Commonwealth Inscribed Stock Amendment Bill 2013; Consideration in Detail
Mr Deputy Speaker, congratulations on re-election to your high office. It is always interesting to follow my colleague the member for Chifley, and I always appreciate the comments along the way from the member for Moreton. We stand here again to reflect on the financial mismanagement of the former Labor government over the last six years. It is a situation that reminds me of a party. The Labor Party has had a party for the last six years and has woken up with a hangover the next morning—beer bottles all over the lawn, a few bottles of wine off to the side—and said, 'Party—what party?' The Australian people are paying the price as a result.
It is well within the sensible economic management of the future of this country to look at increasing the debt limit once and doing it properly. That is unlike what we have seen from those opposite over the past six years, where they started off at $75 billion, went to $200 billion and said, 'We've had another deficit. We wonder what's going on. We can't manage our finances. Let's increase it to $250 billion,' and then said, 'Let's increase it to $300 billion to give us a bit of a buffer.' They used up that buffer and now, when we say that debt is going to peak at about $370 billion, so we want an extra $40 billion or $60 billion as a buffer, based on the advice of the Australian Office of Financial Management, they do not want to entertain that idea. Yet that is exactly the argument they have used previously. The Greens have not helped the situation over the past few years, aiding and abetting the former government in their spendathon.
As we have constantly seen, it is about controlling your expenditure and, in the process of reviewing what we committed to in this election—to cut the waste and get the budget back in order—that is the very thing we need to do. That debt limit increase gives the flexibility to adjust, to get budget expenditure back under control, but at the same time to reflect varying economic circumstances so that we do not make cuts at times when it is going to hurt our economy. We have to have flexibility within our fiscal arrangements to accommodate any shocks in the global economy.

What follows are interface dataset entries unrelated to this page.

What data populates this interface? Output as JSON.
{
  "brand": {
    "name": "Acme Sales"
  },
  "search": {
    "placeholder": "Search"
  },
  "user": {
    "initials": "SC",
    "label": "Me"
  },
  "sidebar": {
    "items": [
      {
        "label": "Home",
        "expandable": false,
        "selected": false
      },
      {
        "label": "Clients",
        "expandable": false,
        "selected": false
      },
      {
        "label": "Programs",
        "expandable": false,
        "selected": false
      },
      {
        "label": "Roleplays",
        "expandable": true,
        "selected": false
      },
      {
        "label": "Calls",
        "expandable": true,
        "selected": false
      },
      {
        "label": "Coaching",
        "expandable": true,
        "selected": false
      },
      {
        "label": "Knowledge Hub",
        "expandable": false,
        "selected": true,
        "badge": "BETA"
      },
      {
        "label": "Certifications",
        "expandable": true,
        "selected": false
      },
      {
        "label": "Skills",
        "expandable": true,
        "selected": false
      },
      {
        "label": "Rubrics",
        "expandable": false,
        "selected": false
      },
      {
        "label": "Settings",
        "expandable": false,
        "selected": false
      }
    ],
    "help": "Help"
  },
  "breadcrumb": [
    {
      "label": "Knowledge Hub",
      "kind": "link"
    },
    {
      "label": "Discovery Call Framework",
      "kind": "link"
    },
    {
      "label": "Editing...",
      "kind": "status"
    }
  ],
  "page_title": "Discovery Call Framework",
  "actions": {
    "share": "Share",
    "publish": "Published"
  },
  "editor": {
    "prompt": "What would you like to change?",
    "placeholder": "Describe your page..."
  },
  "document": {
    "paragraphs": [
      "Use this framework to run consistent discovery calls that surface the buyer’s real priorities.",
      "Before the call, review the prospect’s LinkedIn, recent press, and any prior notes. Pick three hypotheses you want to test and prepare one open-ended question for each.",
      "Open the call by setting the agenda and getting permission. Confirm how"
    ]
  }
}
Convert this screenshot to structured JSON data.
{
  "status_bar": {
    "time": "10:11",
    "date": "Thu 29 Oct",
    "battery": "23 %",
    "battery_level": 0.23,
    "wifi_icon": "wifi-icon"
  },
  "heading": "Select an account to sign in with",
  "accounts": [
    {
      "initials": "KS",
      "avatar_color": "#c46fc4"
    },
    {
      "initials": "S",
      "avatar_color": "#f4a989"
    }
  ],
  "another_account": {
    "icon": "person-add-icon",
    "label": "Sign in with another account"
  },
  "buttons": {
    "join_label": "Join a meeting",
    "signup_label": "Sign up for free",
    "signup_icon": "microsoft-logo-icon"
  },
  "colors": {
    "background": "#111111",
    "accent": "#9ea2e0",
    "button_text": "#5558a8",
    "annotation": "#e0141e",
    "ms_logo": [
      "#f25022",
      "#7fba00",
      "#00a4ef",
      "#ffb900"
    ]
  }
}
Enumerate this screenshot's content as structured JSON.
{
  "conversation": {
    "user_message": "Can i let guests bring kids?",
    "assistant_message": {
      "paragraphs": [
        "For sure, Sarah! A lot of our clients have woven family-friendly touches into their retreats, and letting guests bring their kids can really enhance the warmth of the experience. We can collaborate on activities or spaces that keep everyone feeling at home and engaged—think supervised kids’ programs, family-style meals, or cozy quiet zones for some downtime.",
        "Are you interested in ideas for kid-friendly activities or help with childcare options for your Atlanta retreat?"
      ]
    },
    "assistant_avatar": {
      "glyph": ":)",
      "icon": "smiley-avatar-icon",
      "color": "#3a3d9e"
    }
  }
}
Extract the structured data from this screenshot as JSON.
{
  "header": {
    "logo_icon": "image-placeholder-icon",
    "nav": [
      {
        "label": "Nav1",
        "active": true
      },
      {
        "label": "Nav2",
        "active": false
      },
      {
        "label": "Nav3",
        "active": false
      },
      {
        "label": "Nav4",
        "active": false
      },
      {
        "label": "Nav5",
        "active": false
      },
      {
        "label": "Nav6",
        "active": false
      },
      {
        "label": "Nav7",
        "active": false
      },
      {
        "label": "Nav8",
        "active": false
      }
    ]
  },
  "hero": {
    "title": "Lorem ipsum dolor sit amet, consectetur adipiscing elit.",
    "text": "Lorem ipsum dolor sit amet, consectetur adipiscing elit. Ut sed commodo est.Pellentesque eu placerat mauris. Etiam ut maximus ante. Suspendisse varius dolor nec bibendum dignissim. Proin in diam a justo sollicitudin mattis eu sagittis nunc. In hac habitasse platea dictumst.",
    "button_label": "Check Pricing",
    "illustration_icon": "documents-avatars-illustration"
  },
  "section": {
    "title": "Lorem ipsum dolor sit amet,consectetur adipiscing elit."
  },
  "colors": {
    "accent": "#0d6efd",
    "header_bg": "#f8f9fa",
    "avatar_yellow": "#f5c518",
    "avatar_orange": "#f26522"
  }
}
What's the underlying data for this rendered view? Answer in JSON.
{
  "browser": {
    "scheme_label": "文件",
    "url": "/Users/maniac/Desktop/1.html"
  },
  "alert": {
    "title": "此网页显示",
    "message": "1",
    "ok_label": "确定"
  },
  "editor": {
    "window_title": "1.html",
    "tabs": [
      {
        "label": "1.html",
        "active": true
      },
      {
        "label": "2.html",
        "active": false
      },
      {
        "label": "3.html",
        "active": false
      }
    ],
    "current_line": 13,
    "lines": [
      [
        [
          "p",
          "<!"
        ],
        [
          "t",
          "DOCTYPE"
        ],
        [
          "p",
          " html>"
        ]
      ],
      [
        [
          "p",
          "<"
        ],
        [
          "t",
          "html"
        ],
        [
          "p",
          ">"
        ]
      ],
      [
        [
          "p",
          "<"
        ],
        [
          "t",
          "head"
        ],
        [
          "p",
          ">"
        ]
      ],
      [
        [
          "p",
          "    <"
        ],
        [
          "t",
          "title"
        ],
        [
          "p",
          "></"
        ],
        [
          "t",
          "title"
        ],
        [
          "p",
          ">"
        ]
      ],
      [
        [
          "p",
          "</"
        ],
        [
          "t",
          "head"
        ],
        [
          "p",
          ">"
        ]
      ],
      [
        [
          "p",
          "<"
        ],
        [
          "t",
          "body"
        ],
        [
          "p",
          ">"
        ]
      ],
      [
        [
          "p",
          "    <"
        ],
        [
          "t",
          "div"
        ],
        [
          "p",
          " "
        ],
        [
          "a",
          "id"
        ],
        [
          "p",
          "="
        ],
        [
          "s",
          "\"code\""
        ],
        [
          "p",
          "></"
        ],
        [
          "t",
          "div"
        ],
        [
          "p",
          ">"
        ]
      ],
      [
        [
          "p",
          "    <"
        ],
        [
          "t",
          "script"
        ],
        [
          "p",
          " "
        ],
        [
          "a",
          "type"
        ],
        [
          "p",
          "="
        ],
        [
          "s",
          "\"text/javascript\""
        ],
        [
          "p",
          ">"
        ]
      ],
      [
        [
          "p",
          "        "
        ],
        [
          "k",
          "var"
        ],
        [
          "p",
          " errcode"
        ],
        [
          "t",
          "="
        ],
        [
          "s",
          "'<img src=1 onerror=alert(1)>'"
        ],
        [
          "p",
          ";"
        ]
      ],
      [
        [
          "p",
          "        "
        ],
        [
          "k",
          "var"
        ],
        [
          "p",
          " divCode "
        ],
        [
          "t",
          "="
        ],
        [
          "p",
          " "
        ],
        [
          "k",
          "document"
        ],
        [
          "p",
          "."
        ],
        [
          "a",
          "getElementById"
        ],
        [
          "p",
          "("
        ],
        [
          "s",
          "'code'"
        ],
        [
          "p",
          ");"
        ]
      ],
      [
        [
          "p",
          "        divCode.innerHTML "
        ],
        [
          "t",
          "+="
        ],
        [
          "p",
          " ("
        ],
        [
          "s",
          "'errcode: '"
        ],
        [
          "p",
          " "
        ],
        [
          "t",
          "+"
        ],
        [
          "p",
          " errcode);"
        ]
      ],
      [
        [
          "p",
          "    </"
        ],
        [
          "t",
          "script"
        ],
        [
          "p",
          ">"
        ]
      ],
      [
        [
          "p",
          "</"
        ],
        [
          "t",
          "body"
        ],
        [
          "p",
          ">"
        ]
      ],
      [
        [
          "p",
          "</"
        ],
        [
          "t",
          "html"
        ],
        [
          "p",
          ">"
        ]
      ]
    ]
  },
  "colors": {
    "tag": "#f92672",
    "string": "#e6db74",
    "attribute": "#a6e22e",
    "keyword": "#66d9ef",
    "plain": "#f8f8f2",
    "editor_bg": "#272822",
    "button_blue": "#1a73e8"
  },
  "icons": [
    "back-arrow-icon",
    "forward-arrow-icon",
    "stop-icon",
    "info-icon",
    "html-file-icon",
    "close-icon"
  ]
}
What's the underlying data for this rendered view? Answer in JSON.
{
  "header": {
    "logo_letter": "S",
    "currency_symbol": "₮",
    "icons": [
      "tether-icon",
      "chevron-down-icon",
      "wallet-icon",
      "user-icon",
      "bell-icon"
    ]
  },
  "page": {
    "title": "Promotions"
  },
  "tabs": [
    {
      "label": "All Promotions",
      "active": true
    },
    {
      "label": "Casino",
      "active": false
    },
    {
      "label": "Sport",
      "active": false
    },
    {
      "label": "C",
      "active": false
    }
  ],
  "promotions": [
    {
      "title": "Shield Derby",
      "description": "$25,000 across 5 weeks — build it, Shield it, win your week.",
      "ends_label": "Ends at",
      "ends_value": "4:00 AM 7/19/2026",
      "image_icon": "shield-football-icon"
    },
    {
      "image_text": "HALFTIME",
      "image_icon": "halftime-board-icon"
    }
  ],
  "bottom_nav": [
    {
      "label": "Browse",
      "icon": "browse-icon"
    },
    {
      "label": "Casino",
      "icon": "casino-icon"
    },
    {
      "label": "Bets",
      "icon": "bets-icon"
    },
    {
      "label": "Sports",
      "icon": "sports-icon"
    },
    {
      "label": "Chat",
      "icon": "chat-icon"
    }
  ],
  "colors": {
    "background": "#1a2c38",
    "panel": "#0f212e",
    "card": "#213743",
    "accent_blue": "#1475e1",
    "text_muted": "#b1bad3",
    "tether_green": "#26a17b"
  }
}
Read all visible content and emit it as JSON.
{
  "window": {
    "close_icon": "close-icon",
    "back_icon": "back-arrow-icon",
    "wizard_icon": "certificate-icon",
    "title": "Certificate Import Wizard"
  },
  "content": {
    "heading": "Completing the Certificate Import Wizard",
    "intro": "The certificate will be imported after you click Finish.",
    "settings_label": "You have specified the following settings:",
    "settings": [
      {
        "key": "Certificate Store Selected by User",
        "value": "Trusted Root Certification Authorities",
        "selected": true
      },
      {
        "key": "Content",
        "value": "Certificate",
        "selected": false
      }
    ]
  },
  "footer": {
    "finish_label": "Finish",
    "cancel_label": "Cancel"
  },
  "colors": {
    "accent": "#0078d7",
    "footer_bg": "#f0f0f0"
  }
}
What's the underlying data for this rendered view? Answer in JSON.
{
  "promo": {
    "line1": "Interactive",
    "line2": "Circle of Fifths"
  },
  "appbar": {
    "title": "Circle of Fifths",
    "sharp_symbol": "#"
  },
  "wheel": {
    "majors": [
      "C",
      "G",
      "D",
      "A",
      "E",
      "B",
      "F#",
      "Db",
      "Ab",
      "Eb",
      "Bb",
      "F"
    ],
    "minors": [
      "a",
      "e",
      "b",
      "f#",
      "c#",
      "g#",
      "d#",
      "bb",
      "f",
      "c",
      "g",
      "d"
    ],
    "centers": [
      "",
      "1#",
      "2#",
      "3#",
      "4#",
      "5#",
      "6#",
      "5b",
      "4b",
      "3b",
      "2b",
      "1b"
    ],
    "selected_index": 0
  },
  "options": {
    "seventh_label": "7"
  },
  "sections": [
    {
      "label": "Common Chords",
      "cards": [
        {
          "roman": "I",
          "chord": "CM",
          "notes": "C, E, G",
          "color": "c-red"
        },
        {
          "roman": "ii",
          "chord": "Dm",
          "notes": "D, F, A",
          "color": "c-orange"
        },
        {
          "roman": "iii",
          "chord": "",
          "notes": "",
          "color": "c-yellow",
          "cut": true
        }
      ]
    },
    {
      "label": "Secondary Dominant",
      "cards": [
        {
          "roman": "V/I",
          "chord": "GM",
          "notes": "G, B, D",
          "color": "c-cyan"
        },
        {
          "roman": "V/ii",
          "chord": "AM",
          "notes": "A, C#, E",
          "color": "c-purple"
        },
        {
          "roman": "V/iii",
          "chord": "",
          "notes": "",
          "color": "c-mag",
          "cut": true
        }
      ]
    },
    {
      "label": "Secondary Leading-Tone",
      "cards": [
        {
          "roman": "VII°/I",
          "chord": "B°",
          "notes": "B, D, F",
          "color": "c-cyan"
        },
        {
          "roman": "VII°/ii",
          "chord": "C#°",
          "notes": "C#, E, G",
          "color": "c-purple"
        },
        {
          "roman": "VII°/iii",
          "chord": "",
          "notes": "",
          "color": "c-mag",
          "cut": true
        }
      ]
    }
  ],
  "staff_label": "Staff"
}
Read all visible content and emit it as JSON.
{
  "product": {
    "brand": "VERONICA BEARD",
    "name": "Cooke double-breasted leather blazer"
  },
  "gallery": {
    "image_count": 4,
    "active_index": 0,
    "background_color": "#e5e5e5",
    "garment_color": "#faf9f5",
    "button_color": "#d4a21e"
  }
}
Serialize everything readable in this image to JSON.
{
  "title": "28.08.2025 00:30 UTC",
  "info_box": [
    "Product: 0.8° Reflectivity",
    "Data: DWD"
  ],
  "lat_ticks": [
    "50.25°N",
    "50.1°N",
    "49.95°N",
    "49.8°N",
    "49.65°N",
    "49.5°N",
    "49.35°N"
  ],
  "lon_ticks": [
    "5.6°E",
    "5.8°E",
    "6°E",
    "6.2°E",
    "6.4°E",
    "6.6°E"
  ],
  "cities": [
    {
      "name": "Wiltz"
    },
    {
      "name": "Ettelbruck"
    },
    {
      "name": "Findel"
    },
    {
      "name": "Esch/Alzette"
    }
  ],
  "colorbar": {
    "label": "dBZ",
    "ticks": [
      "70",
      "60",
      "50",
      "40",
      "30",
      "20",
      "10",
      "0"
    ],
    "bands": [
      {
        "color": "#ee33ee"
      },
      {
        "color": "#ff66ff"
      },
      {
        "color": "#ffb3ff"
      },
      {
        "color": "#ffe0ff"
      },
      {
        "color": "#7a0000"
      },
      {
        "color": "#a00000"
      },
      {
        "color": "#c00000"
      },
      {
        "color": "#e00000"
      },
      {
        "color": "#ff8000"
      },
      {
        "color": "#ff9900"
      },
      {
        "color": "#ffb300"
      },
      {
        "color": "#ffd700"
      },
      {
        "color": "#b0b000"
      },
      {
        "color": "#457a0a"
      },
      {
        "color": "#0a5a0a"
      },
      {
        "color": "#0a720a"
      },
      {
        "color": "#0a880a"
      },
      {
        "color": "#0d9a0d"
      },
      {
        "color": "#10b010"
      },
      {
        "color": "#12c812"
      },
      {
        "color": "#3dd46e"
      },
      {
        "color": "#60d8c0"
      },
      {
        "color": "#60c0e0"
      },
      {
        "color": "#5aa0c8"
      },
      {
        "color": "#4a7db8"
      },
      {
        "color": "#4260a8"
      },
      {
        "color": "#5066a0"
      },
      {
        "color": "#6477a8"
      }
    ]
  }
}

It is prudent to do that up-front and to be honest with the Australian people about why we are going to do it and the reason we are doing it—